The illustrations on these wax packs were done by (I’m 99% sure) B.K. Taylor, an artist I’m becoming increasingly familiar with due to my explorations into the Scholastic newsletters and their publications like Maniac, Dynamite and Hot Dog.  Taylor did all sorts of artwork for Scholastic, from sticker sheets to comic strips, as well as illustrations for some of their books.  I believe he also did the artwork for the Zero Heroes sticker cards (based on his art style and relationship with Donruss doing their Odd Rods stickers in the late 60s and 70s.)

So check back next week for some of Baseballs’ Greatest Grossouts…

Wax Paper Pop Art #22, the girly romance edition!

So even though I’m not a huge fan of Valentine’s day, it is just around the corner and I thought it would be a great opportunity to share a couple pieces of truly awesome Wax Paper Pop Art that I recently acquired.  They’re pink, girly, and just plain rad.  It doesn’t hurt that I had the biggest crushes on both Helen Slater and Cyndi Lauper growing up.  Between Supergirl, Secret of My Success, and the Legend of Billie Jean, Mrs. Slater just knocked me out, and who doesn’t love Cyndi Lauper?

First up is the wrapper for the 1984 Topps Supergirl sticker card set (which I’ve talked about here.)

Seeing this wrapper, and juxtaposing it against the extremely yellow borders of the sticker cards, it makes me wonder why the designers at Topps didn’t just go with a pink bordered theme…

Our second wrapper comes from the 1985 Topps Cyndi Lauper cards and stickers…

This is actually only one of two designs that were available for this set, but it’s the only one I’ve come across that was included in an affordable lot.  I’ve posted about the sticker portion of this set here

Wax Paper Pop Art #21, Where no Spock Mego figure has gone before…

A little while ago I agreed to take part in a fun project for Charles over at Eclectorama called Spockcation 2009.   The whole idea is that Charles would mail out one of his Spock Mego figures to various people in different states who would then take Spock around their area to get some fun photos as he traveled around the country.  Well, Spock has been on vacation for a couple years now and he’s finally beamed into Branded HQ.  Since the wife and I have been taking him around town, I thought it would be apropos to share some Spock-centric Wax Paper Pop Art this week…

This first wax wrapper is from the Topps Star Trek Series, circa 1976.

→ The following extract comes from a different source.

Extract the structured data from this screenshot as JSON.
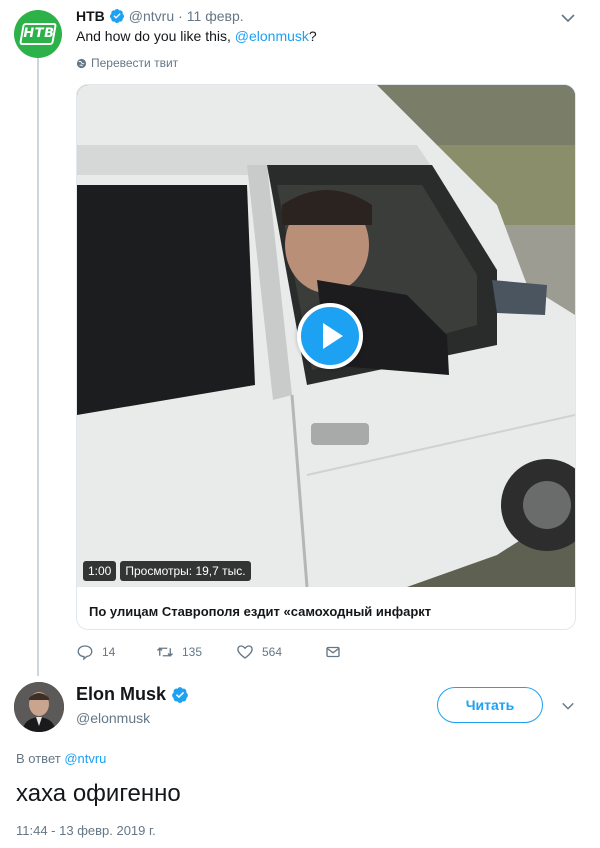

This second wrapper hails from the Topps Star Trek: The Motion Picture set, 1979.

Click on the banner below to visit Eclectorama and see all the places Spock has stopped so far…